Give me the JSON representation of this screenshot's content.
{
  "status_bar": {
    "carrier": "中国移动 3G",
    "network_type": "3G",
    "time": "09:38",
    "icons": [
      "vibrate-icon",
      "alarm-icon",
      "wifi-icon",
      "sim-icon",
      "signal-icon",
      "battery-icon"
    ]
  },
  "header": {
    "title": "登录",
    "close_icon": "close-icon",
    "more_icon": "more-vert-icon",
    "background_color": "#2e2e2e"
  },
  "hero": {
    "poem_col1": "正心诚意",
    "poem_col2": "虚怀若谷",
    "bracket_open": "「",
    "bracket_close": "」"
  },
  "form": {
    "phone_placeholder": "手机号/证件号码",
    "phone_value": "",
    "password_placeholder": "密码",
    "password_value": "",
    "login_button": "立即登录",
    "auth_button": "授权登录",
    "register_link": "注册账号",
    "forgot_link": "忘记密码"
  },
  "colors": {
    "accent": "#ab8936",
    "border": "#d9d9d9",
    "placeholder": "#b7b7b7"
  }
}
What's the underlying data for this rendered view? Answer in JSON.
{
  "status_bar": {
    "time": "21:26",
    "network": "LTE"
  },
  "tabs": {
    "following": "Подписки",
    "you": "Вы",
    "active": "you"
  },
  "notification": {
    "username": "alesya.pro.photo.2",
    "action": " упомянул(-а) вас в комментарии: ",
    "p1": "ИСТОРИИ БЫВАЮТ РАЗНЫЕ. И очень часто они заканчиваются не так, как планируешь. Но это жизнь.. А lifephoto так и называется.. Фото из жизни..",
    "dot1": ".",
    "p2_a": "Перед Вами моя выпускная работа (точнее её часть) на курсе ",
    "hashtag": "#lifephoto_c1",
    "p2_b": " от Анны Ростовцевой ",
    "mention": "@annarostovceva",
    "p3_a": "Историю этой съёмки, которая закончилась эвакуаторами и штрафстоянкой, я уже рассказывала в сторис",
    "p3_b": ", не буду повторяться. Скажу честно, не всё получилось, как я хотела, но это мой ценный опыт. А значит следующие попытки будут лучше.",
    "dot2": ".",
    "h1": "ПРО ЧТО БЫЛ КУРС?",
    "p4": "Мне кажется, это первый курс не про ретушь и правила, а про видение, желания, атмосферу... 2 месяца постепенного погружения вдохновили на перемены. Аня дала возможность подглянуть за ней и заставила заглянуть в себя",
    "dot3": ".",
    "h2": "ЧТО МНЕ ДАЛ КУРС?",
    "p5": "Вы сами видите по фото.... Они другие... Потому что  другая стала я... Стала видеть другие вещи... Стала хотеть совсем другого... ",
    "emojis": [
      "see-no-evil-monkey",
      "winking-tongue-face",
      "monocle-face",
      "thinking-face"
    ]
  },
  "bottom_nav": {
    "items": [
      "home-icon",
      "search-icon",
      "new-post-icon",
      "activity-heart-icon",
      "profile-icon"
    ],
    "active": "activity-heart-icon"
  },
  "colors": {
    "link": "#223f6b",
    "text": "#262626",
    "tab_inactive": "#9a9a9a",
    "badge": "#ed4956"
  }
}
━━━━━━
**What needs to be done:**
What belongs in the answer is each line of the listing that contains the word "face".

**Task output:**
      "winking-tongue-face",
      "monocle-face",
      "thinking-face"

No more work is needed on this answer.